Presenter Affiliation: Postdoctoral Research Associate; Marine Science Center, Northeastern University
Title: Reconstructing warming throughout the Meso-American Barrier Reef System over the past century
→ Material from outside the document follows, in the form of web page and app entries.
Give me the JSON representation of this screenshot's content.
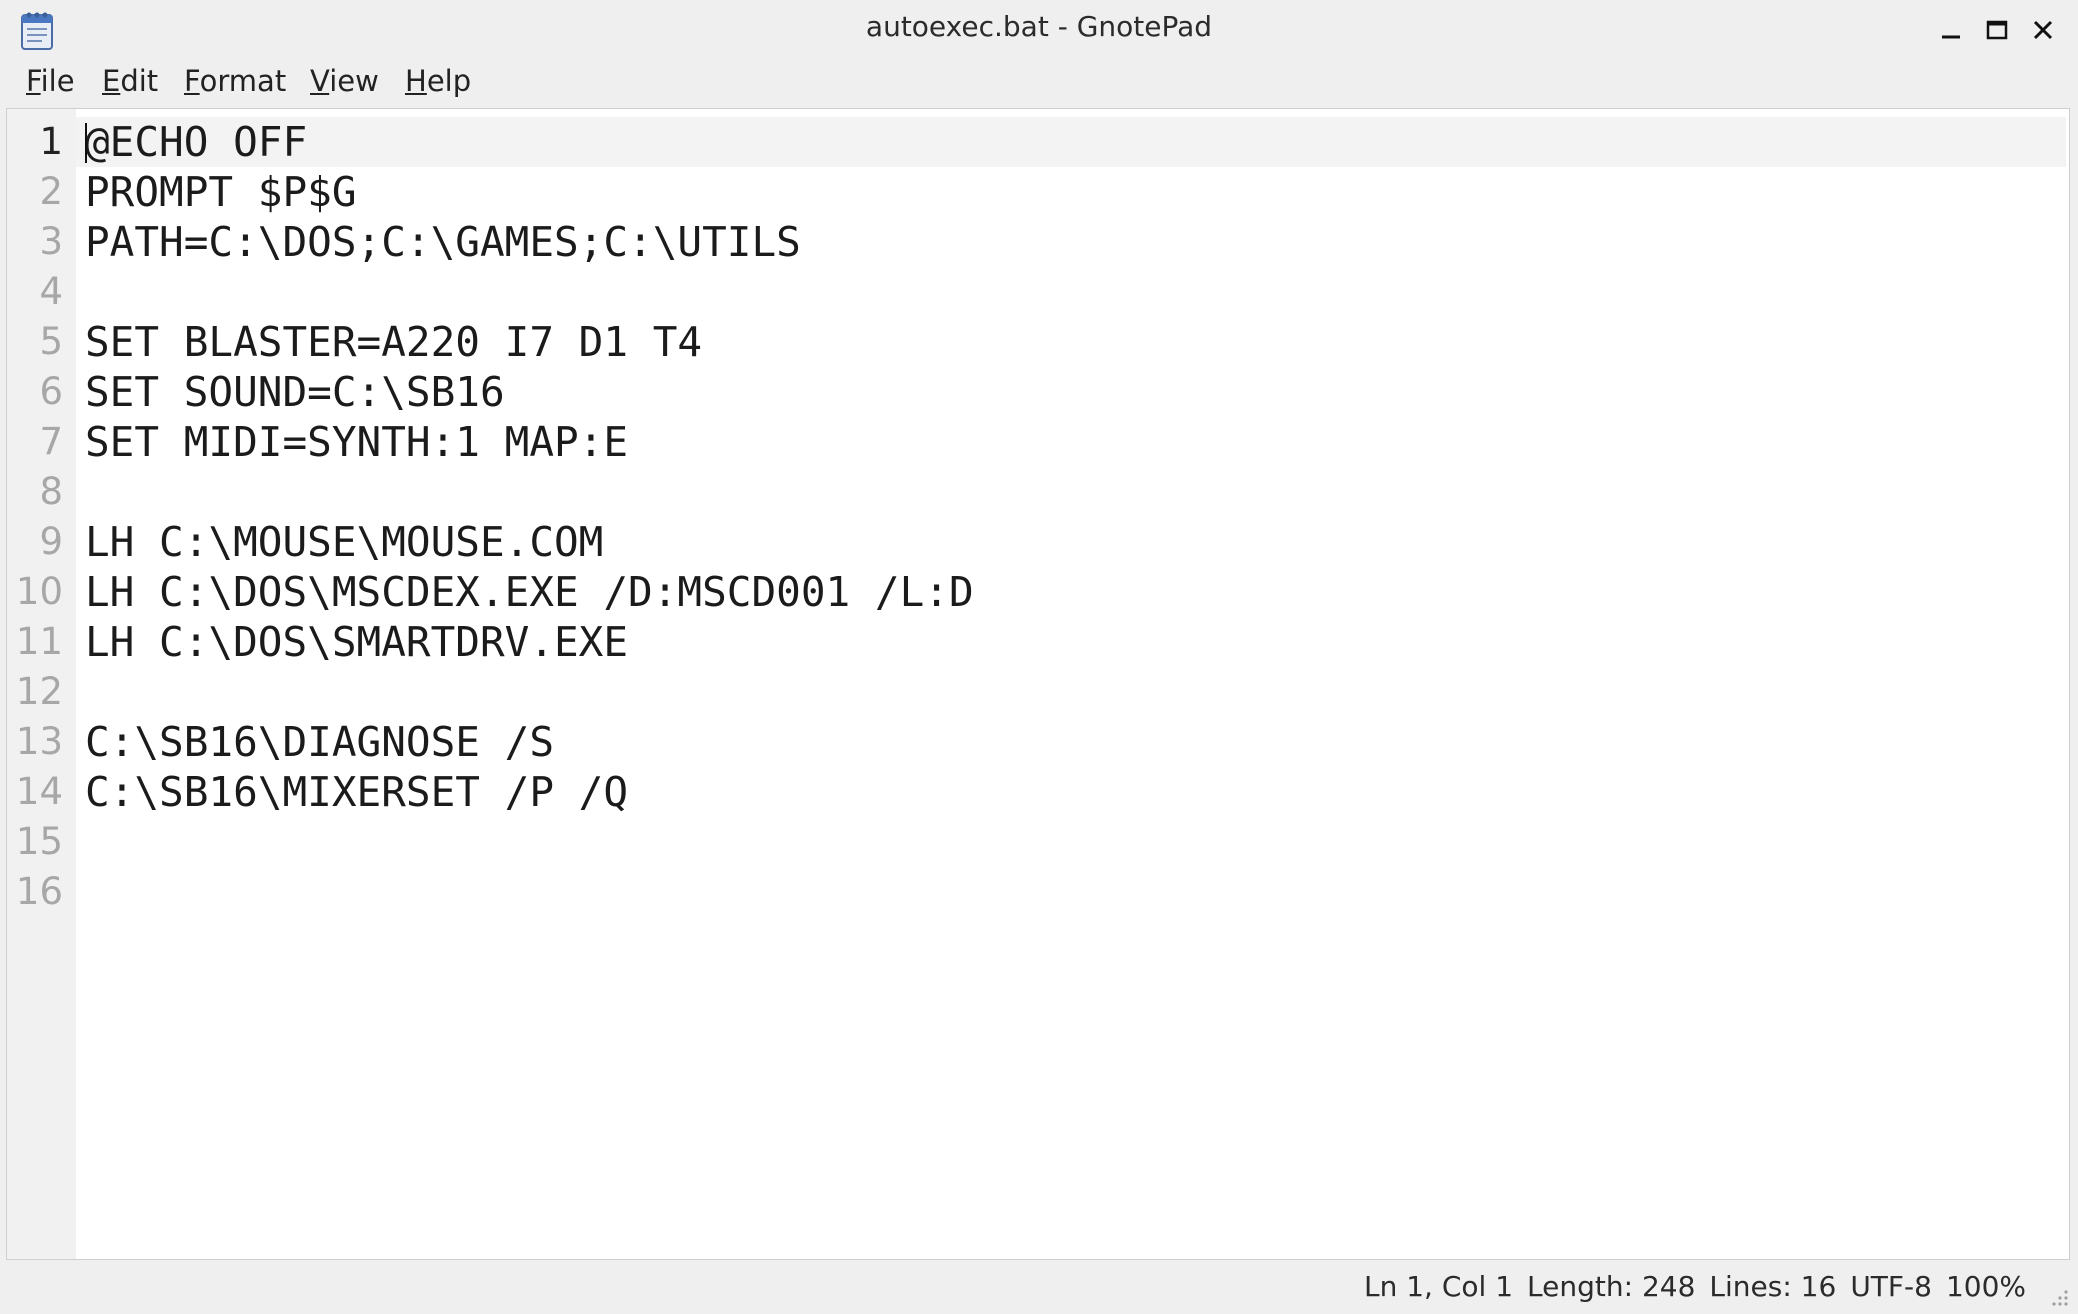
{
  "window": {
    "title": "autoexec.bat - GnotePad",
    "app_icon": "notepad-icon"
  },
  "title_buttons": {
    "minimize": "minimize-icon",
    "maximize": "maximize-icon",
    "close": "close-icon"
  },
  "menu": {
    "items": [
      {
        "mnemonic": "F",
        "rest": "ile"
      },
      {
        "mnemonic": "E",
        "rest": "dit"
      },
      {
        "mnemonic": "F",
        "rest": "ormat"
      },
      {
        "mnemonic": "V",
        "rest": "iew"
      },
      {
        "mnemonic": "H",
        "rest": "elp"
      }
    ]
  },
  "editor": {
    "lines": [
      {
        "num": "1",
        "text": "@ECHO OFF"
      },
      {
        "num": "2",
        "text": "PROMPT $P$G"
      },
      {
        "num": "3",
        "text": "PATH=C:\\DOS;C:\\GAMES;C:\\UTILS"
      },
      {
        "num": "4",
        "text": ""
      },
      {
        "num": "5",
        "text": "SET BLASTER=A220 I7 D1 T4"
      },
      {
        "num": "6",
        "text": "SET SOUND=C:\\SB16"
      },
      {
        "num": "7",
        "text": "SET MIDI=SYNTH:1 MAP:E"
      },
      {
        "num": "8",
        "text": ""
      },
      {
        "num": "9",
        "text": "LH C:\\MOUSE\\MOUSE.COM"
      },
      {
        "num": "10",
        "text": "LH C:\\DOS\\MSCDEX.EXE /D:MSCD001 /L:D"
      },
      {
        "num": "11",
        "text": "LH C:\\DOS\\SMARTDRV.EXE"
      },
      {
        "num": "12",
        "text": ""
      },
      {
        "num": "13",
        "text": "C:\\SB16\\DIAGNOSE /S"
      },
      {
        "num": "14",
        "text": "C:\\SB16\\MIXERSET /P /Q"
      },
      {
        "num": "15",
        "text": ""
      },
      {
        "num": "16",
        "text": ""
      }
    ]
  },
  "status": {
    "position": "Ln 1, Col 1",
    "length": "Length: 248",
    "lines": "Lines: 16",
    "encoding": "UTF-8",
    "zoom": "100%"
  }
}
Abstract: Tropical coral reef coverage has been cut in half by anthropogenic stressors over the past century. Thermal stress associated with global warming contributes to this historical decline in coral coverage, impairing coral growth rates and promoting mass bleaching events. Yet it is difficult to connect historical seawater temperatures with coral growth over the past century because reliable, spatially-integrated temperature measurements for tropical reef systems generally do not exist prior to satellite observations that commenced in the 1970s. We bridged this gap in regional climate records with a novel, multi-elemental paleothermometer archived in the skeleton of the massive scleractinian coral Siderastrea siderea. This method was applied to over 4000 annual growth bands stratified across 54 coral cores distributed throughout a roughly 8000 sq. km. section of the Meso-American Barrier Reef System (MBRS)—the second largest barrier reef in the world. The scope and scale of this endeavor allowed reconstruction of seawater temperatures across the entire reef system over the past century, which can be systematically compared to coral growth rates within the same coral cores over the same interval. This effort reveals the impact that past warming has had on coral growth throughout the MBRS over the past century and provides empirical support for predicting the impact of future warming on coral growth.